TASK INSTRUCTIONS:
The data that follows is to be copied exactly, with each image removed.
***** RECORDS SHOWN
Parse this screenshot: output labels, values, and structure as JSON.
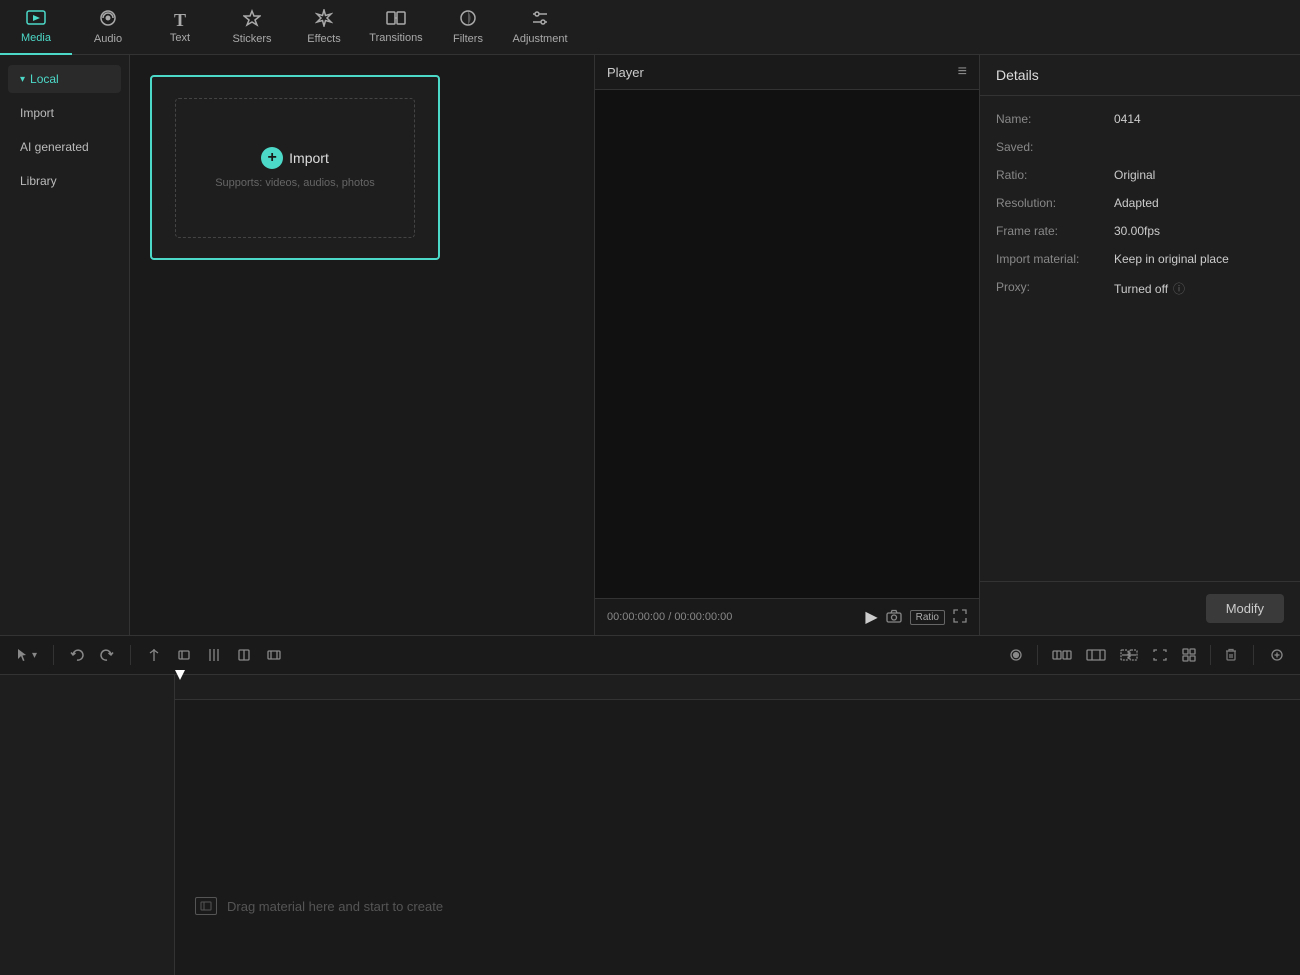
{
  "nav": {
    "items": [
      {
        "id": "media",
        "label": "Media",
        "icon": "🎬",
        "active": true
      },
      {
        "id": "audio",
        "label": "Audio",
        "icon": "🎵",
        "active": false
      },
      {
        "id": "text",
        "label": "Text",
        "icon": "T",
        "active": false
      },
      {
        "id": "stickers",
        "label": "Stickers",
        "icon": "⭐",
        "active": false
      },
      {
        "id": "effects",
        "label": "Effects",
        "icon": "✨",
        "active": false
      },
      {
        "id": "transitions",
        "label": "Transitions",
        "icon": "⏩",
        "active": false
      },
      {
        "id": "filters",
        "label": "Filters",
        "icon": "🎨",
        "active": false
      },
      {
        "id": "adjustment",
        "label": "Adjustment",
        "icon": "⚙",
        "active": false
      }
    ]
  },
  "sidebar": {
    "items": [
      {
        "id": "local",
        "label": "Local",
        "active": true
      },
      {
        "id": "import",
        "label": "Import",
        "active": false
      },
      {
        "id": "ai-generated",
        "label": "AI generated",
        "active": false
      },
      {
        "id": "library",
        "label": "Library",
        "active": false
      }
    ]
  },
  "media": {
    "import_label": "Import",
    "import_sub": "Supports: videos, audios, photos"
  },
  "player": {
    "title": "Player",
    "time_current": "00:00:00:00",
    "time_total": "00:00:00:00",
    "ratio_label": "Ratio"
  },
  "details": {
    "title": "Details",
    "fields": [
      {
        "label": "Name:",
        "value": "0414"
      },
      {
        "label": "Saved:",
        "value": ""
      },
      {
        "label": "Ratio:",
        "value": "Original"
      },
      {
        "label": "Resolution:",
        "value": "Adapted"
      },
      {
        "label": "Frame rate:",
        "value": "30.00fps"
      },
      {
        "label": "Import material:",
        "value": "Keep in original place"
      },
      {
        "label": "Proxy:",
        "value": "Turned off",
        "has_info": true
      }
    ],
    "modify_btn": "Modify"
  },
  "timeline": {
    "drag_hint": "Drag material here and start to create"
  }
}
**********
RESPONSE BELOW:
Parse this screenshot: output labels, values, and structure as JSON.
{
  "nav": {
    "items": [
      {
        "id": "media",
        "label": "Media",
        "icon": "🎬",
        "active": true
      },
      {
        "id": "audio",
        "label": "Audio",
        "icon": "🎵",
        "active": false
      },
      {
        "id": "text",
        "label": "Text",
        "icon": "T",
        "active": false
      },
      {
        "id": "stickers",
        "label": "Stickers",
        "icon": "⭐",
        "active": false
      },
      {
        "id": "effects",
        "label": "Effects",
        "icon": "✨",
        "active": false
      },
      {
        "id": "transitions",
        "label": "Transitions",
        "icon": "⏩",
        "active": false
      },
      {
        "id": "filters",
        "label": "Filters",
        "icon": "🎨",
        "active": false
      },
      {
        "id": "adjustment",
        "label": "Adjustment",
        "icon": "⚙",
        "active": false
      }
    ]
  },
  "sidebar": {
    "items": [
      {
        "id": "local",
        "label": "Local",
        "active": true
      },
      {
        "id": "import",
        "label": "Import",
        "active": false
      },
      {
        "id": "ai-generated",
        "label": "AI generated",
        "active": false
      },
      {
        "id": "library",
        "label": "Library",
        "active": false
      }
    ]
  },
  "media": {
    "import_label": "Import",
    "import_sub": "Supports: videos, audios, photos"
  },
  "player": {
    "title": "Player",
    "time_current": "00:00:00:00",
    "time_total": "00:00:00:00",
    "ratio_label": "Ratio"
  },
  "details": {
    "title": "Details",
    "fields": [
      {
        "label": "Name:",
        "value": "0414"
      },
      {
        "label": "Saved:",
        "value": ""
      },
      {
        "label": "Ratio:",
        "value": "Original"
      },
      {
        "label": "Resolution:",
        "value": "Adapted"
      },
      {
        "label": "Frame rate:",
        "value": "30.00fps"
      },
      {
        "label": "Import material:",
        "value": "Keep in original place"
      },
      {
        "label": "Proxy:",
        "value": "Turned off",
        "has_info": true
      }
    ],
    "modify_btn": "Modify"
  },
  "timeline": {
    "drag_hint": "Drag material here and start to create"
  }
}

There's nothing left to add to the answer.